Creating is a skill that you develop with hard work and practice and applying your knowledge to the start of an idea, even if it that idea is based upon a very basic square dance call. Talent or luck has nothing to do with this. Putting forth great effort into and getting creative on a level that boosts your choreographic possibilities from both a calling and a dancing standpoint is where you want to be when you are working a new idea. Get inspired first, then take that energy and just run with it. Often you are shooting for a different angle on some old choreography. More often than not, this is the way you should be working and there are tons of simple ideas that you can use and indeed, you can take this further than any other square dance caller has done so in the past, if you wish.

Set of Rules for Writing Choreography for Square Dances:

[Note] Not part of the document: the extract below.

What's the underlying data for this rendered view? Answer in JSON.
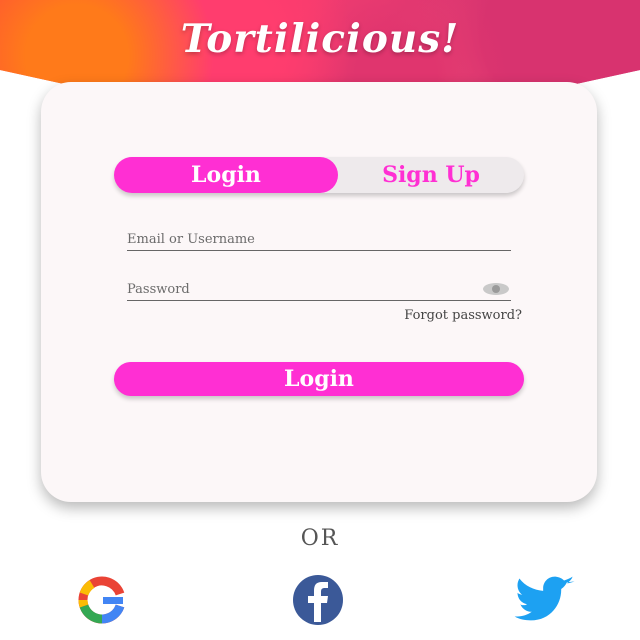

  1. Follow the rules and definitions of the lists of calls as established years ago – Mainstream, PLUS, Advanced, Challenge
  2. Keep your combinations simple
  3. Make sure that your dance sequences have good body flow for both sexes
  4. Build upon previously called ideas to create interest on the dance floor

Here are some great outlines to follow when you are devising creative choreography:

  • Always create choreography when you are inspired.
  • Do not try to “resolve the square dance checkers” while you are creating.
  • Springboard off of other choreographic ideas, both traditionally based ones from the past, and today’s modern western square dance
  • Put away an idea that is not working for you at the moment and return to it later
  • Take a called sequence that you like the choreography to and try reversing the sequence. Look for a different angle on the possibilities that might arise.
  • Follow the definition (rule) for the call to the letter for execution. Then break the rules and create a variation that is totally different from what it was originally!
  • Write your ideas first, analyze later. Otherwise you will stifle any creative combinations that might emerge.
  • Test your ideas on dancers at classes first, dances second. Still, remember that classes are for the dancers to learn first, and for you as a caller to learn is always second place.
  • Observe other square dance callers and pay attention to what they use for choreography.
  • Meet with other callers and run ideas by them and get feedback.

 

When you feel inspiration to create choreography, try to sit down and focus that energy on putting together something inspired and the end result will be worthwhile. That creative variable in your square dance program, utilizing a call or idea, can be the one element that makes it possible for dancers to enjoy and maybe even comment on how enjoyable your choreography was for them at the dance.

I wish you the best in your calling endeavors!

Shaun Werkele

303-250-4735

 

 

 

Mission Statement: The purpose of this post is to create a greater visibility of the square dance activity for future dance population growth on a national and local level. The information provided here serves as a source for square dance caller education, training, and perspectives on dance. Future articles will be developed to improve the programs of square dancing and how those learning to square dance call can help contribute to the preservation of both modern western square dancing and traditional square dancing and to aid in the growth of the square dance activity.